Friday, February 6, 2009

Heart Scissor Case

Three separate designs and I wasn’t quite sure what to do with them. I thought about turning each into a separate ornament and then it came to me. . . TA DA . . . I LOVE beads. Since the theme is love, and I love beads, I decided to make something embellished with lots and lots of beads on it. So this is what evolved - a scissor/needle case - to hold a special pair of scissors and beading needles. Well, the scissors aren’t really special, but they’re small and used just for beadwork.

The larger design (back of the case) is a perfect introduction to specialty stitches. Each tiny heart is created using a different stitch – satin stitch, fern stitch, sprats head, queen stitch, smyrna, and more. The how-to diagrams on the chart are excellent! If you’ve never tried specialty stitches then the “Love” design on the back of the case is a perfect ‘try-me’ piece! I encourage you to try this tiny sampler – it is FUN to do! If you don’t want to make a project, just pull out a piece of scrap fabric and experiment with the stitches – you won’t be bored. Find a favorite and you can stitch up a little ornament, pincushion, or scissor fob . . . or . . . or . . .well, you get the idea. GO FOR IT!

The two rectangular designs, “All You Need is Love” (on the back) and “JeTaime” (the flap) are freebies from The Drawn Thread found here. The heart design is the February 2009 pinkeep design from Les Grilles de Maryse. Silk threads (leftover from a previous project), 28 ct pink Jubilee, and beads were used. Green cotton flannel lines the case and a plastic bead rope surrounds the back of the case. The heart design was stitched 1 over 1.

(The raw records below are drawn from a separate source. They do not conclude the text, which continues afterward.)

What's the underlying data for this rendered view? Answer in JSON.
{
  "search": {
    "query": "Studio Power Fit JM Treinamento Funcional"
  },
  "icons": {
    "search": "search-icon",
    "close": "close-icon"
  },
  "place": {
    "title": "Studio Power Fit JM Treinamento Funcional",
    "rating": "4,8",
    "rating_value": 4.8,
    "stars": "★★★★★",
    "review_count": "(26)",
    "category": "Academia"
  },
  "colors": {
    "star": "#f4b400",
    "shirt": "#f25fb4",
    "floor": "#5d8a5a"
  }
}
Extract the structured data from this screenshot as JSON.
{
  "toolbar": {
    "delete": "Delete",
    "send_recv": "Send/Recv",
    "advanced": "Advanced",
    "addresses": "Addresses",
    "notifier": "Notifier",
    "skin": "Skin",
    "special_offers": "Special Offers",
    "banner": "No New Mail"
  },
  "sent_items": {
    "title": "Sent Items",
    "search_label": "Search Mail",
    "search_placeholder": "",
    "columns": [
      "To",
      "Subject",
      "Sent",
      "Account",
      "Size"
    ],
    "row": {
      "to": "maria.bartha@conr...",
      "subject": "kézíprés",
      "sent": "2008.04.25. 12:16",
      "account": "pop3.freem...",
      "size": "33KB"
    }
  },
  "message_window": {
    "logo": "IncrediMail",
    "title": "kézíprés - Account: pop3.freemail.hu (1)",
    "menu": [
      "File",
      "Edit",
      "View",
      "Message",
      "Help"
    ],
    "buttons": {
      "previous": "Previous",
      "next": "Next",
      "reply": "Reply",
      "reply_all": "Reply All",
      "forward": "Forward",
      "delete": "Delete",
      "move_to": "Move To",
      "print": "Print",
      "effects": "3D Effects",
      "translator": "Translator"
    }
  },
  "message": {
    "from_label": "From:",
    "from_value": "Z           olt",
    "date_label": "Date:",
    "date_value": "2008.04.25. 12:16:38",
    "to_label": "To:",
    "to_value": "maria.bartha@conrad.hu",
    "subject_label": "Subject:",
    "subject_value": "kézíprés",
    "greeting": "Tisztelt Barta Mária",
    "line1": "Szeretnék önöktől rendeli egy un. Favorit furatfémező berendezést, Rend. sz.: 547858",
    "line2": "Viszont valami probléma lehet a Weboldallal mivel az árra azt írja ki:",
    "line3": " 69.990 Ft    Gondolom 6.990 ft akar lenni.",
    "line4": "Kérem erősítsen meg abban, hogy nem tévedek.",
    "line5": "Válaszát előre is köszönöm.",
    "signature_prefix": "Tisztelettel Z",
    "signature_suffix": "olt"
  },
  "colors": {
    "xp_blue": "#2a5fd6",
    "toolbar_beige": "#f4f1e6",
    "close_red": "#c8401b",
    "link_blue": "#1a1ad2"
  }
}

Work in Progress

Berlin Woolwork by Darlene O’Steen of The Needle’s Prayse.

This is part 1 – COMPLETED! I give myself one “atta boy”. Only 8 more parts to go! Any bets on when I’ll finish all 9 parts? 2009? 2010? In my lifetime? I better get movin’!

Thursday, February 5, 2009


This is Watercolor Heart from Shepherd’s Bush. A beautiful hand-painted mat was included but is not shown here. Instead I've chosen to display it in a pretty pink fabric frame with vintage ecru lace surrounding the opening. A tiny heart charm and beads adorn this small heart.

Tuesday, February 3, 2009

Chocolate Covered Cherries

When I saw this chart I knew I had to stitch it! Chocolate covered cherries are one of my favorites! I finished it as an ornament. A hanging loop is formed if the pin at top is removed. Stick more pins in it and it becomes a pinkeep.
Chocolate Covered Cherries
free design by Casey Buonaugurio
available here.
I auditioned all sorts of fabrics for the back. You wouldn’t think it would be so difficult to find a suitable backing fabric but nothing seemed to work. So, to perk up the solid red faux silk backing that was finally chosen, I raided the button jar looking for a ‘cherry’ button to put on the back. Out of luck again so I took a plain button and stitched some cherries into the holes of a 4-hole button.
They look like cherries don’t they? Kinda . . . sorta . . . maybe?